(Web page and app entries)
##########

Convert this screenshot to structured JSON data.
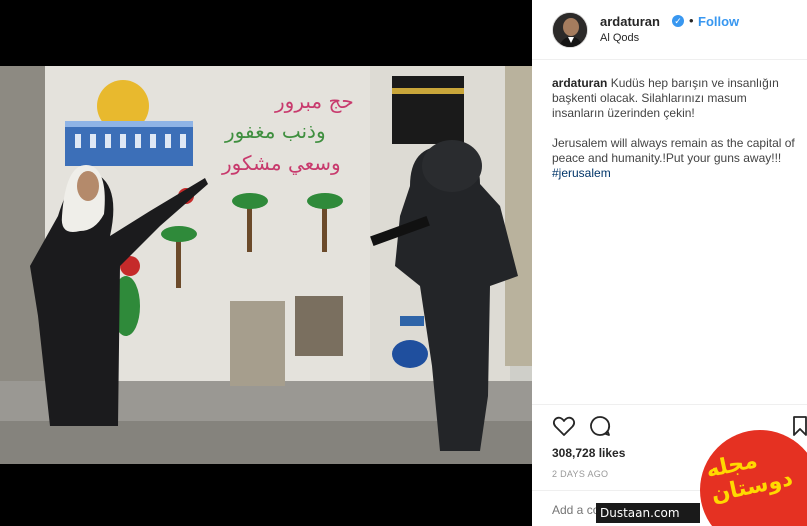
{
  "post": {
    "username": "ardaturan",
    "verified_icon": "verified-badge-icon",
    "follow_label": "Follow",
    "separator": "•",
    "location": "Al Qods"
  },
  "caption": {
    "username": "ardaturan",
    "text_tr": "Kudüs hep barışın ve insanlığın başkenti olacak. Silahlarınızı masum insanların üzerinden çekin!",
    "text_en": "Jerusalem will always remain as the capital of peace and humanity.!Put your guns away!!!",
    "hashtag": "#jerusalem"
  },
  "actions": {
    "like_icon": "heart-icon",
    "comment_icon": "comment-icon",
    "save_icon": "bookmark-icon"
  },
  "stats": {
    "likes": "308,728 likes",
    "time": "2 DAYS AGO"
  },
  "comment_box": {
    "placeholder": "Add a comment..."
  },
  "watermark": {
    "text": "مجله دوستان",
    "url": "Dustaan.com"
  },
  "photo": {
    "mural_text_1": "حج مبرور",
    "mural_text_2": "وذنب مغفور",
    "mural_text_3": "وسعي مشكور"
  },
  "colors": {
    "accent": "#3897f0",
    "watermark_red": "#e53122",
    "watermark_yellow": "#ffd900"
  }
}
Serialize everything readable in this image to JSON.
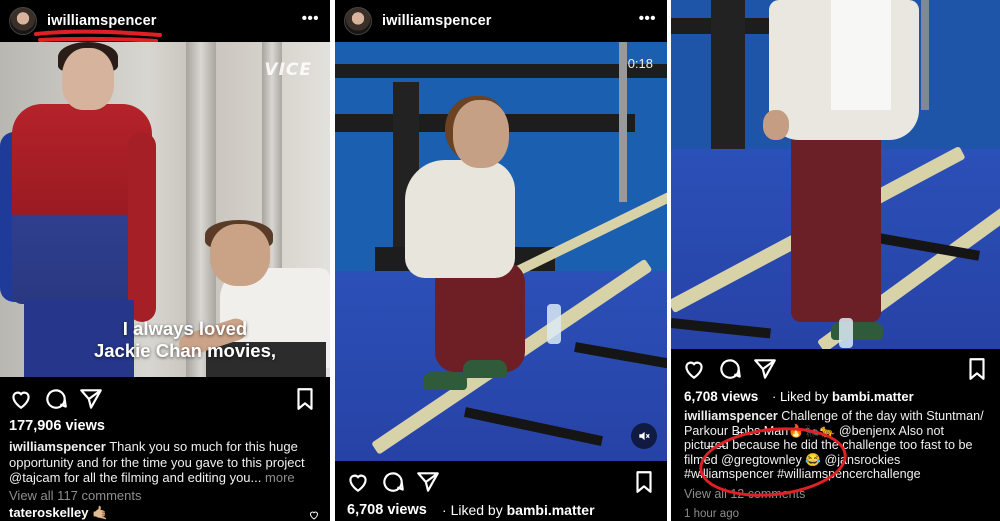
{
  "panels": [
    {
      "username": "iwilliamspencer",
      "watermark": "VICE",
      "subtitle_line1": "I always loved",
      "subtitle_line2": "Jackie Chan movies,",
      "views": "177,906 views",
      "caption_user": "iwilliamspencer",
      "caption_text": "Thank you so much for this huge opportunity and for the time you gave to this project @tajcam  for all the filming and editing you...",
      "more": "more",
      "view_comments": "View all 117 comments",
      "commenter": "tateroskelley 🤙🏼"
    },
    {
      "username": "iwilliamspencer",
      "timecode": "0:18",
      "views": "6,708 views",
      "liked_by_prefix": "Liked by",
      "liked_by_user": "bambi.matter"
    },
    {
      "views": "6,708 views",
      "liked_by_prefix": "Liked by",
      "liked_by_user": "bambi.matter",
      "caption_user": "iwilliamspencer",
      "caption_l1": "Challenge of the day with Stuntman/",
      "caption_l2": "Parkour B̶obs Man🔥🐜🐆 @benjenx  Also not",
      "caption_l3": "pictu̶r̶e̶d because he did the challenge too fast to be",
      "caption_l4": "filmed @gregtownley 😂 @jansrockies",
      "caption_l5": "#wi̶lliamspencer #williamspencerchallenge",
      "view_comments": "View all 12 comments",
      "time": "1 hour ago"
    }
  ],
  "icons": {
    "menu": "more-dots-icon",
    "like": "heart-icon",
    "comment": "comment-icon",
    "share": "send-icon",
    "save": "bookmark-icon",
    "mute": "muted-speaker-icon"
  },
  "colors": {
    "annotation_red": "#e02024",
    "background": "#000000",
    "muted_text": "#8e8e8e"
  }
}
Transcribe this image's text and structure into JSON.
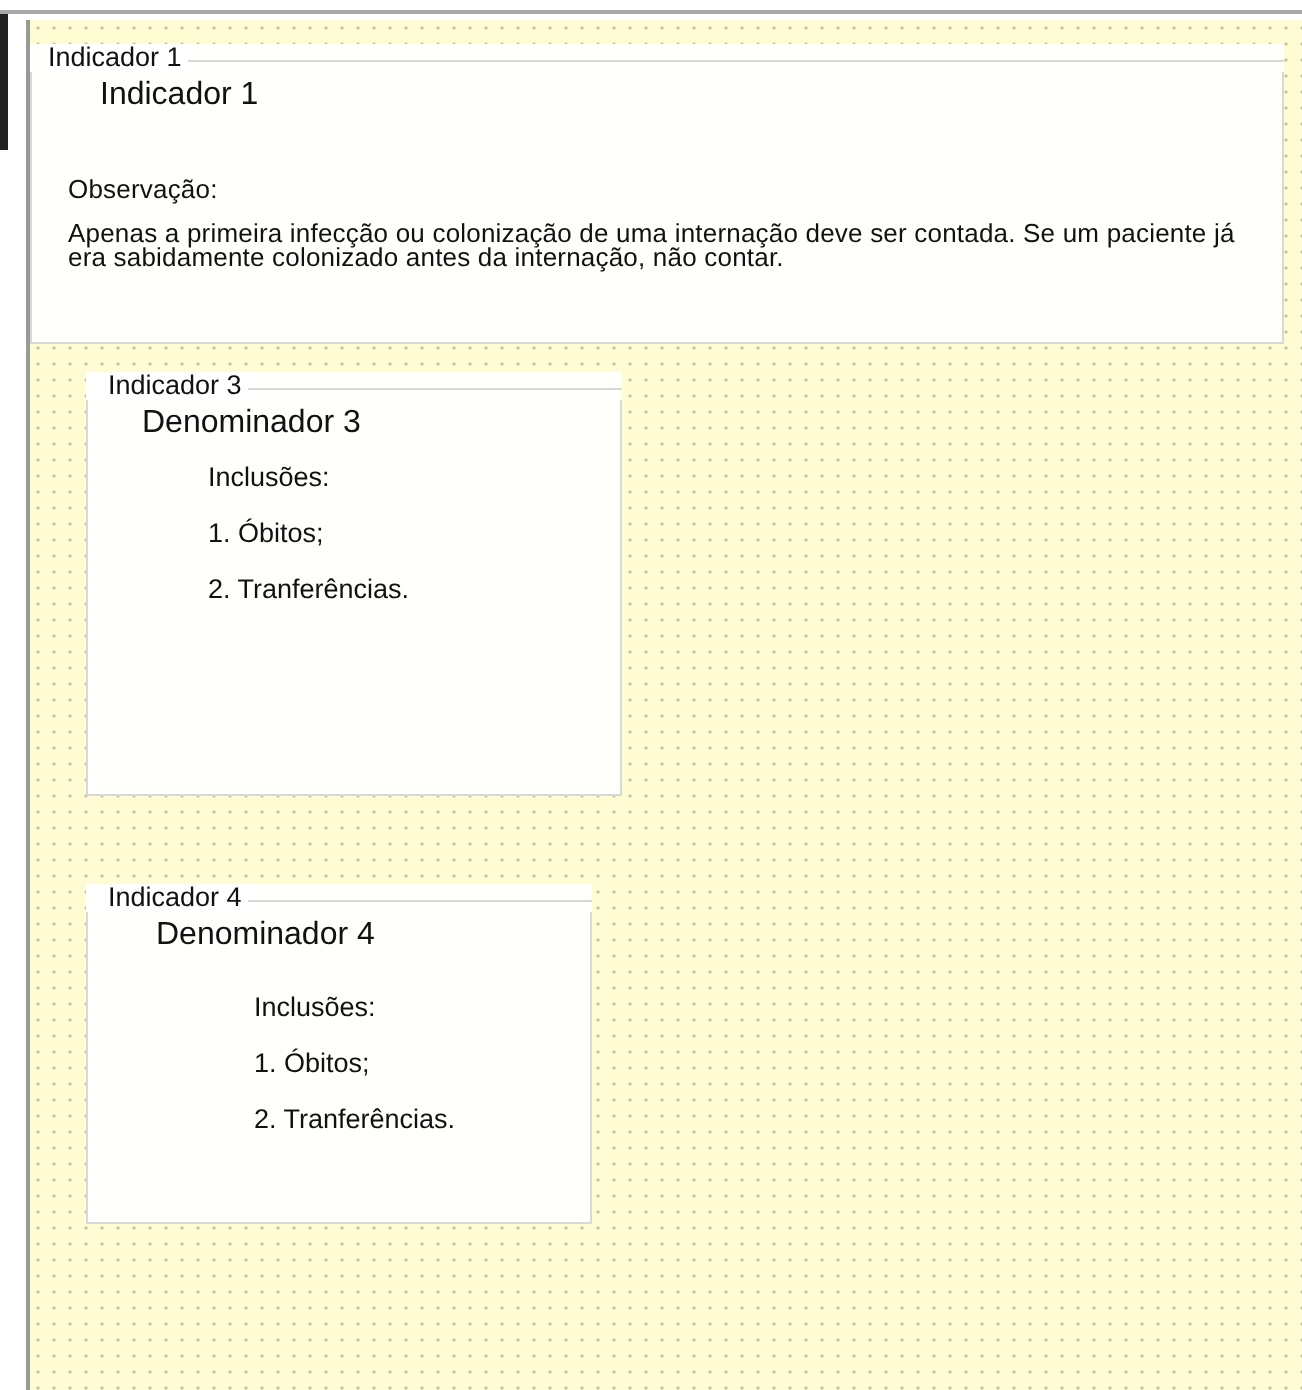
{
  "groups": [
    {
      "kind": "note",
      "legend": "Indicador 1",
      "heading": "Indicador 1",
      "lines": [
        "Observação:",
        "Apenas a primeira infecção ou colonização de uma internação deve ser contada. Se um paciente já era sabidamente colonizado antes da internação, não contar."
      ]
    },
    {
      "kind": "list",
      "legend": "Indicador 3",
      "heading": "Denominador 3",
      "lines": [
        "Inclusões:",
        "1. Óbitos;",
        "2. Tranferências."
      ]
    },
    {
      "kind": "list",
      "legend": "Indicador 4",
      "heading": "Denominador 4",
      "lines": [
        "Inclusões:",
        "1. Óbitos;",
        "2. Tranferências."
      ]
    }
  ]
}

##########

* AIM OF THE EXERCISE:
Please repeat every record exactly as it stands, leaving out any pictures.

* ANSWER FOR THE TASK:
Convert this screenshot to structured JSON data.
{
  "post": {
    "username": "ardaturan",
    "verified_icon": "verified-badge-icon",
    "follow_label": "Follow",
    "separator": "•",
    "location": "Al Qods"
  },
  "caption": {
    "username": "ardaturan",
    "text_tr": "Kudüs hep barışın ve insanlığın başkenti olacak. Silahlarınızı masum insanların üzerinden çekin!",
    "text_en": "Jerusalem will always remain as the capital of peace and humanity.!Put your guns away!!!",
    "hashtag": "#jerusalem"
  },
  "actions": {
    "like_icon": "heart-icon",
    "comment_icon": "comment-icon",
    "save_icon": "bookmark-icon"
  },
  "stats": {
    "likes": "308,728 likes",
    "time": "2 DAYS AGO"
  },
  "comment_box": {
    "placeholder": "Add a comment..."
  },
  "watermark": {
    "text": "مجله دوستان",
    "url": "Dustaan.com"
  },
  "photo": {
    "mural_text_1": "حج مبرور",
    "mural_text_2": "وذنب مغفور",
    "mural_text_3": "وسعي مشكور"
  },
  "colors": {
    "accent": "#3897f0",
    "watermark_red": "#e53122",
    "watermark_yellow": "#ffd900"
  }
}
Serialize everything readable in this image to JSON.
{
  "panels": [
    {
      "username": "iwilliamspencer",
      "watermark": "VICE",
      "subtitle_line1": "I always loved",
      "subtitle_line2": "Jackie Chan movies,",
      "views": "177,906 views",
      "caption_user": "iwilliamspencer",
      "caption_text": "Thank you so much for this huge opportunity and for the time you gave to this project @tajcam  for all the filming and editing you...",
      "more": "more",
      "view_comments": "View all 117 comments",
      "commenter": "tateroskelley 🤙🏼"
    },
    {
      "username": "iwilliamspencer",
      "timecode": "0:18",
      "views": "6,708 views",
      "liked_by_prefix": "Liked by",
      "liked_by_user": "bambi.matter"
    },
    {
      "views": "6,708 views",
      "liked_by_prefix": "Liked by",
      "liked_by_user": "bambi.matter",
      "caption_user": "iwilliamspencer",
      "caption_l1": "Challenge of the day with Stuntman/",
      "caption_l2": "Parkour B̶obs Man🔥🐜🐆 @benjenx  Also not",
      "caption_l3": "pictu̶r̶e̶d because he did the challenge too fast to be",
      "caption_l4": "filmed @gregtownley 😂 @jansrockies",
      "caption_l5": "#wi̶lliamspencer #williamspencerchallenge",
      "view_comments": "View all 12 comments",
      "time": "1 hour ago"
    }
  ],
  "icons": {
    "menu": "more-dots-icon",
    "like": "heart-icon",
    "comment": "comment-icon",
    "share": "send-icon",
    "save": "bookmark-icon",
    "mute": "muted-speaker-icon"
  },
  "colors": {
    "annotation_red": "#e02024",
    "background": "#000000",
    "muted_text": "#8e8e8e"
  }
}
Transcribe this image's text and structure into JSON.
{
  "groups": [
    {
      "kind": "note",
      "legend": "Indicador 1",
      "heading": "Indicador 1",
      "lines": [
        "Observação:",
        "Apenas a primeira infecção ou colonização de uma internação deve ser contada. Se um paciente já era sabidamente colonizado antes da internação, não contar."
      ]
    },
    {
      "kind": "list",
      "legend": "Indicador 3",
      "heading": "Denominador 3",
      "lines": [
        "Inclusões:",
        "1. Óbitos;",
        "2. Tranferências."
      ]
    },
    {
      "kind": "list",
      "legend": "Indicador 4",
      "heading": "Denominador 4",
      "lines": [
        "Inclusões:",
        "1. Óbitos;",
        "2. Tranferências."
      ]
    }
  ]
}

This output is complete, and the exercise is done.